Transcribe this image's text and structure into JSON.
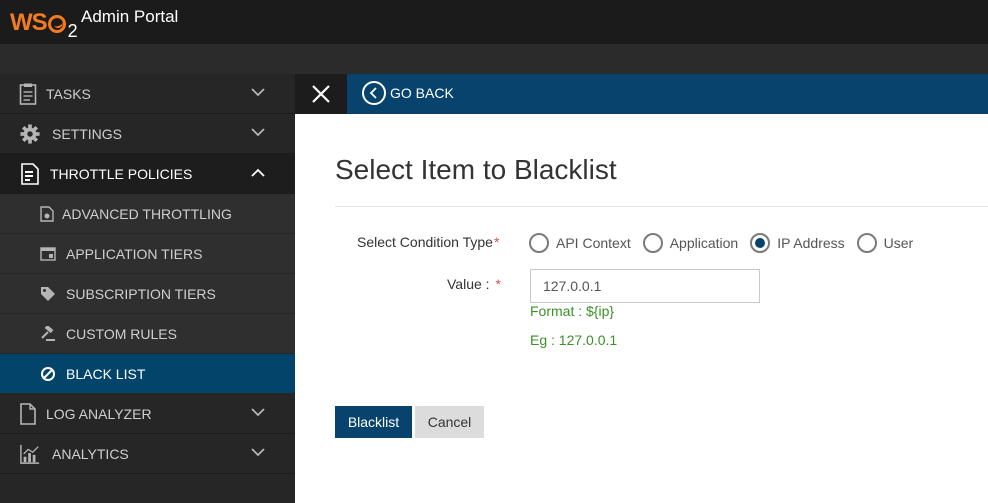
{
  "brand": {
    "logo_ws": "WS",
    "logo_2": "2",
    "portal_title": "Admin Portal",
    "accent": "#f47b20"
  },
  "sidebar": {
    "items": [
      {
        "label": "TASKS",
        "icon": "clipboard-icon"
      },
      {
        "label": "SETTINGS",
        "icon": "gear-icon"
      },
      {
        "label": "THROTTLE POLICIES",
        "icon": "throttle-document-icon",
        "expanded": true
      },
      {
        "label": "ADVANCED THROTTLING",
        "icon": "advanced-throttle-icon"
      },
      {
        "label": "APPLICATION TIERS",
        "icon": "window-icon"
      },
      {
        "label": "SUBSCRIPTION TIERS",
        "icon": "tag-icon"
      },
      {
        "label": "CUSTOM RULES",
        "icon": "gavel-icon"
      },
      {
        "label": "BLACK LIST",
        "icon": "ban-icon",
        "selected": true
      },
      {
        "label": "LOG ANALYZER",
        "icon": "file-icon"
      },
      {
        "label": "ANALYTICS",
        "icon": "bar-chart-icon"
      }
    ],
    "selected_color": "#03446b"
  },
  "panel": {
    "go_back_label": "GO BACK",
    "header_color": "#07436c"
  },
  "form": {
    "title": "Select Item to Blacklist",
    "condition_label": "Select Condition Type",
    "required_mark": "*",
    "options": [
      {
        "label": "API Context",
        "checked": false
      },
      {
        "label": "Application",
        "checked": false
      },
      {
        "label": "IP Address",
        "checked": true
      },
      {
        "label": "User",
        "checked": false
      }
    ],
    "value_label": "Value :",
    "value": "127.0.0.1",
    "format_hint": "Format : ${ip}",
    "example_hint": "Eg : 127.0.0.1",
    "submit_label": "Blacklist",
    "cancel_label": "Cancel"
  }
}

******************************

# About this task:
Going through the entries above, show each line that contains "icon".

# Final answer:
        "icon": "clipboard-icon"
        "icon": "gear-icon"
        "icon": "throttle-document-icon",
        "icon": "advanced-throttle-icon"
        "icon": "window-icon"
        "icon": "tag-icon"
        "icon": "gavel-icon"
        "icon": "ban-icon",
        "icon": "file-icon"
        "icon": "bar-chart-icon"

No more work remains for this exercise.